*** EXERCISE MATERIAL ***

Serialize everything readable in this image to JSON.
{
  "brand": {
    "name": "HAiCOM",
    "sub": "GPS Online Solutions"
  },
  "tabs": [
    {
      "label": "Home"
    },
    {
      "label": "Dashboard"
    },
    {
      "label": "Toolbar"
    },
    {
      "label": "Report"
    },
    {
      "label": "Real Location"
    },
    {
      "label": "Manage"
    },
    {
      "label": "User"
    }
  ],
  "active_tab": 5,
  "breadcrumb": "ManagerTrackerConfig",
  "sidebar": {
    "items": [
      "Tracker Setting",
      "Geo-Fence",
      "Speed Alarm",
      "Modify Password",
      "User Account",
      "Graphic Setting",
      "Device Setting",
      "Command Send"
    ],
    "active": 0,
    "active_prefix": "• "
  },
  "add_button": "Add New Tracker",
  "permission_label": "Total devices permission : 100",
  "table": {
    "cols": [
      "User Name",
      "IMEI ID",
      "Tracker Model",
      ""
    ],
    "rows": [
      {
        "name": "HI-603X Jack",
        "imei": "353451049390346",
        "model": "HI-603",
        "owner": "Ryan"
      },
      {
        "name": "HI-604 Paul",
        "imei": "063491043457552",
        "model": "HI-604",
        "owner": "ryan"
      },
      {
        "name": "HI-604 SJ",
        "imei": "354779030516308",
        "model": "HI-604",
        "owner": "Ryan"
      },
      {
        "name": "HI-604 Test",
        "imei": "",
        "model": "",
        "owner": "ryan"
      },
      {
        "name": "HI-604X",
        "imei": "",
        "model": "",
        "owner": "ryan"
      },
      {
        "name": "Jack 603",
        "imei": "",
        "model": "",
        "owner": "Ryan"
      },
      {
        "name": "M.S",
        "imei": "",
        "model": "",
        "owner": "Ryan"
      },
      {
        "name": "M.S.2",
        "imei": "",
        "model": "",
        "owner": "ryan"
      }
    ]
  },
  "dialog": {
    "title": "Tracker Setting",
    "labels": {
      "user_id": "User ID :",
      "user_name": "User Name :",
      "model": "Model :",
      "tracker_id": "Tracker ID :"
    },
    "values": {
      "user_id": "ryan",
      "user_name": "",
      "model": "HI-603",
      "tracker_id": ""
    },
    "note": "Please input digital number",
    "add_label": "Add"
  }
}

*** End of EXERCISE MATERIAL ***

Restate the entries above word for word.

Serialize everything readable in this image to JSON.
{
  "brand": {
    "name": "HAiCOM",
    "sub": "GPS Online Solutions"
  },
  "tabs": [
    {
      "label": "Home"
    },
    {
      "label": "Dashboard"
    },
    {
      "label": "Toolbar"
    },
    {
      "label": "Report"
    },
    {
      "label": "Real Location"
    },
    {
      "label": "Manage"
    },
    {
      "label": "User"
    }
  ],
  "active_tab": 5,
  "breadcrumb": "ManagerTrackerConfig",
  "sidebar": {
    "items": [
      "Tracker Setting",
      "Geo-Fence",
      "Speed Alarm",
      "Modify Password",
      "User Account",
      "Graphic Setting",
      "Device Setting",
      "Command Send"
    ],
    "active": 0,
    "active_prefix": "• "
  },
  "add_button": "Add New Tracker",
  "permission_label": "Total devices permission : 100",
  "table": {
    "cols": [
      "User Name",
      "IMEI ID",
      "Tracker Model",
      ""
    ],
    "rows": [
      {
        "name": "HI-603X Jack",
        "imei": "353451049390346",
        "model": "HI-603",
        "owner": "Ryan"
      },
      {
        "name": "HI-604 Paul",
        "imei": "063491043457552",
        "model": "HI-604",
        "owner": "ryan"
      },
      {
        "name": "HI-604 SJ",
        "imei": "354779030516308",
        "model": "HI-604",
        "owner": "Ryan"
      },
      {
        "name": "HI-604 Test",
        "imei": "",
        "model": "",
        "owner": "ryan"
      },
      {
        "name": "HI-604X",
        "imei": "",
        "model": "",
        "owner": "ryan"
      },
      {
        "name": "Jack 603",
        "imei": "",
        "model": "",
        "owner": "Ryan"
      },
      {
        "name": "M.S",
        "imei": "",
        "model": "",
        "owner": "Ryan"
      },
      {
        "name": "M.S.2",
        "imei": "",
        "model": "",
        "owner": "ryan"
      }
    ]
  },
  "dialog": {
    "title": "Tracker Setting",
    "labels": {
      "user_id": "User ID :",
      "user_name": "User Name :",
      "model": "Model :",
      "tracker_id": "Tracker ID :"
    },
    "values": {
      "user_id": "ryan",
      "user_name": "",
      "model": "HI-603",
      "tracker_id": ""
    },
    "note": "Please input digital number",
    "add_label": "Add"
  }
}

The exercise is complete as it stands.